▶ _WHAT IS EXPECTED_: Across the records below, count the lines that contain "structure" and write down only the count.

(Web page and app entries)

------------------------------------------------------------------------

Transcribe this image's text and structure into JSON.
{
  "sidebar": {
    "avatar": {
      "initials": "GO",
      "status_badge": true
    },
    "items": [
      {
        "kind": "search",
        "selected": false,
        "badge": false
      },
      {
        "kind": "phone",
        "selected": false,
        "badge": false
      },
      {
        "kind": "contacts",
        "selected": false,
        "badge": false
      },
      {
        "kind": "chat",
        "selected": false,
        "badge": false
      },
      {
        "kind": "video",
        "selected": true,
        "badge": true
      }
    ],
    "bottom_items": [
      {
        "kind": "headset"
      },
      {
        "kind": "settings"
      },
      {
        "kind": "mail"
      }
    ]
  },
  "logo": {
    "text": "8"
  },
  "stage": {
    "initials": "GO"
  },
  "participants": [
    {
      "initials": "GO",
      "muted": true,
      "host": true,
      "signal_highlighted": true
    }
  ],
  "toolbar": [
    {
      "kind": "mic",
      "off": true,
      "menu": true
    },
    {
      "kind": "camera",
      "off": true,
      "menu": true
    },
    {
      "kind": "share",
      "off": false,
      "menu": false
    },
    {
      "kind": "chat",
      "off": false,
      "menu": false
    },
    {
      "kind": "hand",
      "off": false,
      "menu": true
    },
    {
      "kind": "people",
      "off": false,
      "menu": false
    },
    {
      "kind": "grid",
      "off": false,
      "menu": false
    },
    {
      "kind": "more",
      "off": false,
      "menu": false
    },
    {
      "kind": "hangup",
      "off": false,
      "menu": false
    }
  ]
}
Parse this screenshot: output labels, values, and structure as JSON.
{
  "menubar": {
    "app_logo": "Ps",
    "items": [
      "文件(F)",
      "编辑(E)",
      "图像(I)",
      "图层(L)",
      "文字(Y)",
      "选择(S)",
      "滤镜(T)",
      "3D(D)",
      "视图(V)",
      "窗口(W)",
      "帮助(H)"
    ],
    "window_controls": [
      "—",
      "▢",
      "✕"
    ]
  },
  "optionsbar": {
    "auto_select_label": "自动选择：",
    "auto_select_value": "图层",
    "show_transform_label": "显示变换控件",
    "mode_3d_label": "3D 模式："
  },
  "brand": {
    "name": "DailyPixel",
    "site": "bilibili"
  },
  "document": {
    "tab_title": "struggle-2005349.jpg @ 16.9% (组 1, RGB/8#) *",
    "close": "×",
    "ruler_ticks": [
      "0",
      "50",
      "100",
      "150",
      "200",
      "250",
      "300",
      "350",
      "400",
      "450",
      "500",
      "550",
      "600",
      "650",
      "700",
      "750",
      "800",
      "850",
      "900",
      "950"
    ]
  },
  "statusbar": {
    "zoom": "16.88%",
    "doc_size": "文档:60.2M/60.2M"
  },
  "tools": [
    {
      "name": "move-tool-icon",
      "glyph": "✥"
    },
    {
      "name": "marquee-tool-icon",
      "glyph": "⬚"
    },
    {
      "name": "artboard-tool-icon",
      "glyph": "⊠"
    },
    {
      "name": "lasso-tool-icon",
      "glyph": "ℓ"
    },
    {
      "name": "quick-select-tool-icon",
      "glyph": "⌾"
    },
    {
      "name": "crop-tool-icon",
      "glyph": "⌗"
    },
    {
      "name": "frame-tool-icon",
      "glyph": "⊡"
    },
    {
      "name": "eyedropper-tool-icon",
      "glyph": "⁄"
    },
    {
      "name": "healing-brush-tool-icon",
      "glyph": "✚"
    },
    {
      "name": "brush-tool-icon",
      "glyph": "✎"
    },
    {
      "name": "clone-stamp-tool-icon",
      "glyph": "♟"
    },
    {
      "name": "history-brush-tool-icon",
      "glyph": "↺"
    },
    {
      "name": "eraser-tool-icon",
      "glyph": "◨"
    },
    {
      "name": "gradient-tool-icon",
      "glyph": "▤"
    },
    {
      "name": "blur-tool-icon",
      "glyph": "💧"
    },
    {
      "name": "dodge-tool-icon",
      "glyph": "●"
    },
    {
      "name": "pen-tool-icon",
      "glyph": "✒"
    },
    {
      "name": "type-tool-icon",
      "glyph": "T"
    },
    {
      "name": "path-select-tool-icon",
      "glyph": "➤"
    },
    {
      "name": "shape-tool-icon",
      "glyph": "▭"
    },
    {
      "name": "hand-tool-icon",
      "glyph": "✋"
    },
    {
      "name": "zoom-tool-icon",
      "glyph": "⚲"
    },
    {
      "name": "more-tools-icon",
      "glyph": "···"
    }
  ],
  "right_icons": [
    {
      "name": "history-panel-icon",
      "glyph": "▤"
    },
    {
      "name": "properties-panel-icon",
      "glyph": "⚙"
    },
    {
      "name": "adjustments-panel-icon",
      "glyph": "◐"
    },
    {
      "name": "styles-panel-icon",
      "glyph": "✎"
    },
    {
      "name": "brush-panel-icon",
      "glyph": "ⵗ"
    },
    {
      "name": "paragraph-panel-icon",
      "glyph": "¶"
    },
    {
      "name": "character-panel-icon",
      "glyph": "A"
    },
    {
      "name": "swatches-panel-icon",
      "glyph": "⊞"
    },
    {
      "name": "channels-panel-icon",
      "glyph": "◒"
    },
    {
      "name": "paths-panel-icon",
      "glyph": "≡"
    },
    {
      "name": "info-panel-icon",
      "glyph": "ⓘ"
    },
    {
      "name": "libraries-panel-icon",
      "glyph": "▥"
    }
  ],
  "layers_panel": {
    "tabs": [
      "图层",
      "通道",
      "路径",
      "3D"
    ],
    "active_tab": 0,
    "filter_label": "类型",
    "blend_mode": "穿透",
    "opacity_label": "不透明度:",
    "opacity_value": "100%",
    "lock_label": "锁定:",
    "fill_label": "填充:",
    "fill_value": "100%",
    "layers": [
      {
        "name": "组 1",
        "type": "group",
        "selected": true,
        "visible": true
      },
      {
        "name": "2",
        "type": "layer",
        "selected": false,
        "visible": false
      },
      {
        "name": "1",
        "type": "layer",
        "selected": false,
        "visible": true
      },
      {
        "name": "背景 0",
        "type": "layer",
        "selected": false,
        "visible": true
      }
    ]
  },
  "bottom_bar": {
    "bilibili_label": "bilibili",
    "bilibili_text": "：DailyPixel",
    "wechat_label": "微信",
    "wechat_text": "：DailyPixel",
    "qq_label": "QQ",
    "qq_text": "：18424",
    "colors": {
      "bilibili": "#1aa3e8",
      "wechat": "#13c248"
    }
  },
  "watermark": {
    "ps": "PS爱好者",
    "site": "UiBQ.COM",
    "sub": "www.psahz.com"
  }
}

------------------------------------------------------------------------

▶ _EXERCISE RESULT_: 2